There is no valid reason for allowing the current county government
to participate in the hiring of a county manager. When the new
board takes office Jan. 1, it can appoint an interim manager
to operate the county's business until that group has time to
go through a formal search and hiring of a county manager.
Of all the decisions the new board will make in 2001, the hiring
of a county manager will be the most important. That process
needs a lot of thought and foresight. More importantly, it needs
to be done independently of those with ties to the past system
of government whose views may cloud the real issues at stake.
So far, only two candidates, Sammy Thomason and Stacey Britt,
have announced for the new commission seats. In the coming weeks,
others will be tossing their hats into those races as well.
One question voters should ask all those candidates is this:
Will you be able to make decisions independently, or will you
allow the politics of the past to make those decisions for you?
(Note: Commissioner Pat Bell called Tuesday, saying she had heard
about this same idea and was opposed to having the current board
play a role in the hiring of a county manager.)
Mike Buffington is editor of The Jackson Herald.
The Commerce News
March 8, 2000
Confessions Of A Would-Be
I confess. I tried to hijack the Republican
There wasn't anything going on in the Democratic Primary. C'mon,
why waste a vote on Al Gore or Bill Bradley when you know what
the outcome of that contest will be?
I like the George W. Bush-John McCain contest. It's been nasty,
of course, but there's enough difference between the two candidates
to give Republicans something to think about. Why should they
have all the fun? After all, we've suffered through Clintonia
for eight years too. I like Bill Bradley, because it's about
time we put a power forward in the White House, but Bradley's
been running like a beaten man for a month. Tuesday was his last,
faint hurrah. McCain, on the other hand, with a few wins Tuesday,
might stay around awhile. Not that I was expecting him to fare
well in Georgia.
Hijack is such a harsh word. Pat Robertson used it first as a
way of trying to make George W's loss in Michigan look less embarrassing.
I still don't follow. The party opens its primary to all comers,
then complains when people accept the invitation. Will Pat complain
in November if Independents and Democrats put marks beside the

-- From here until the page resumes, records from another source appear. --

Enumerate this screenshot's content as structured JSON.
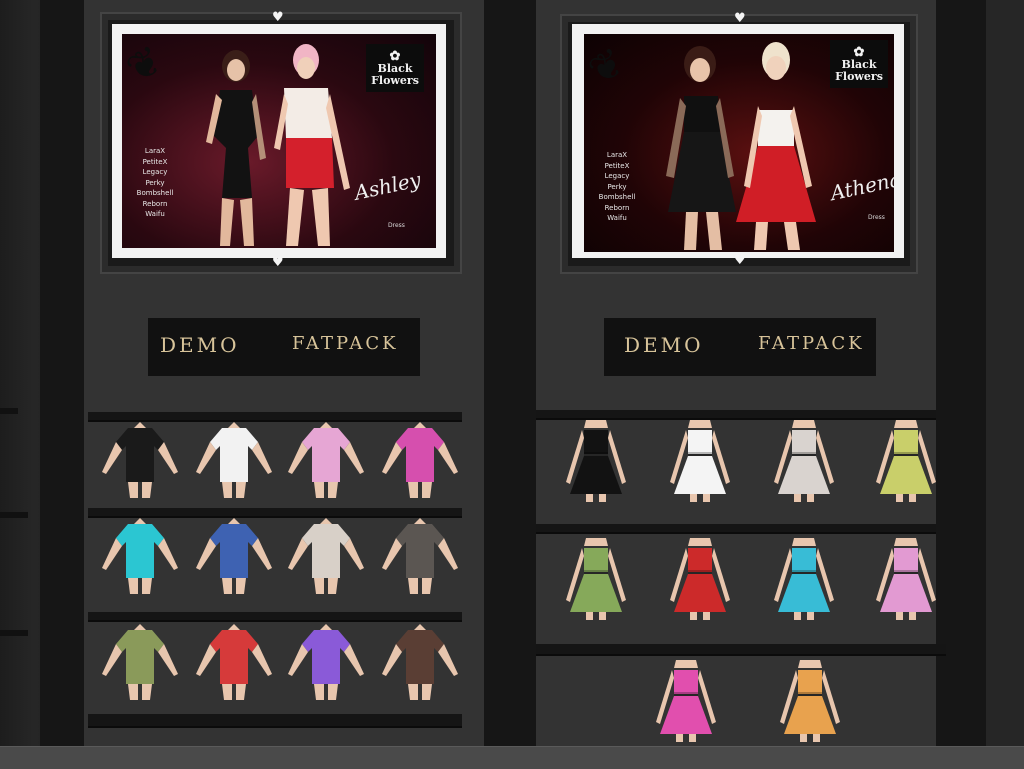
{
  "left_vendor": {
    "brand": {
      "line1": "Black",
      "line2": "Flowers"
    },
    "title_script": "Ashley",
    "subtitle": "Dress",
    "compatible_bodies": [
      "LaraX",
      "PetiteX",
      "Legacy",
      "Perky",
      "Bombshell",
      "Reborn",
      "Waifu"
    ],
    "sign": {
      "demo": "DEMO",
      "fatpack": "FATPACK"
    },
    "colors": [
      "#1a1a1a",
      "#f2f2f2",
      "#e6a6d4",
      "#d64fae",
      "#2bc6d2",
      "#3e62b2",
      "#d8d0c8",
      "#5b5652",
      "#8a9a5a",
      "#d63a3a",
      "#8a5ad8",
      "#5a3e34"
    ]
  },
  "right_vendor": {
    "brand": {
      "line1": "Black",
      "line2": "Flowers"
    },
    "title_script": "Athena",
    "subtitle": "Dress",
    "compatible_bodies": [
      "LaraX",
      "PetiteX",
      "Legacy",
      "Perky",
      "Bombshell",
      "Reborn",
      "Waifu"
    ],
    "sign": {
      "demo": "DEMO",
      "fatpack": "FATPACK"
    },
    "colors": [
      "#121212",
      "#f4f4f4",
      "#d9d3cf",
      "#c9cf6a",
      "#86a95a",
      "#cc2a2a",
      "#38bcd6",
      "#e29ad2",
      "#e14fae",
      "#e8a24e"
    ]
  },
  "icons": [
    "heart-icon",
    "leaf-icon",
    "flower-icon"
  ]
}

names of Republican candidates?
Probably. You know Pat.
What should start really scaring the Republicans after the results
of Tuesday's primary is the possibility that all of those Independents
and Democrats who voted for McCain really liked him and would
have supported him in November against Boring Al Gore. You see,
some of us hijackers see McCain as a good alternative to both
Gore and Bush, but if it comes down to a Gore-Bush race in November,
it's going to be a lot harder to go Republican.
The polls say McCain could beat Gore, but not Bush. Likewise,
the polls say Bush could beat McCain, but not Gore. Since the
whole point is to win the last race, the polling data seems to
suggest that we hijackers are the swing votes in the presidential
Voting in the Republican Primary was an unsettling experience.
The ballots for the Democrats were white. Those for Republicans
were blue. There I was, a Yellow Dog Democrat, trying to conceal
my blue ballot. I've never voted so quickly in my life.
As I walked out of the polling place, I expected to be interviewed
by FOX News, CNN or one of the many organizations conducting
exit polls so they can announce primary winners before the polls
close. I was disappointed, so as the local media, I conducted
a brief exit poll of my own. I interviewed myself, found I had
voted for McCain, and called the election for the Arizona senator.
That may be as close as he comes to victory.
There would be some good to come from this if Alan Keyes would
go ahead and drop out. Keyes' politics are not so bad, but he's
the most annoying candidate to run for president since Ross Perot.
With nary a chance of getting as much as 10 percent of the vote,
all Keyes managed to do was dilute the few face-to-face Republican
debates. But Keyes will probably keep plugging, just so he can
be introduced and announced as "the next president"
at the GOP convention.
As for us hijackers, if our voting Republican now makes the GOP
mad, they shouldn't ask for our votes in November.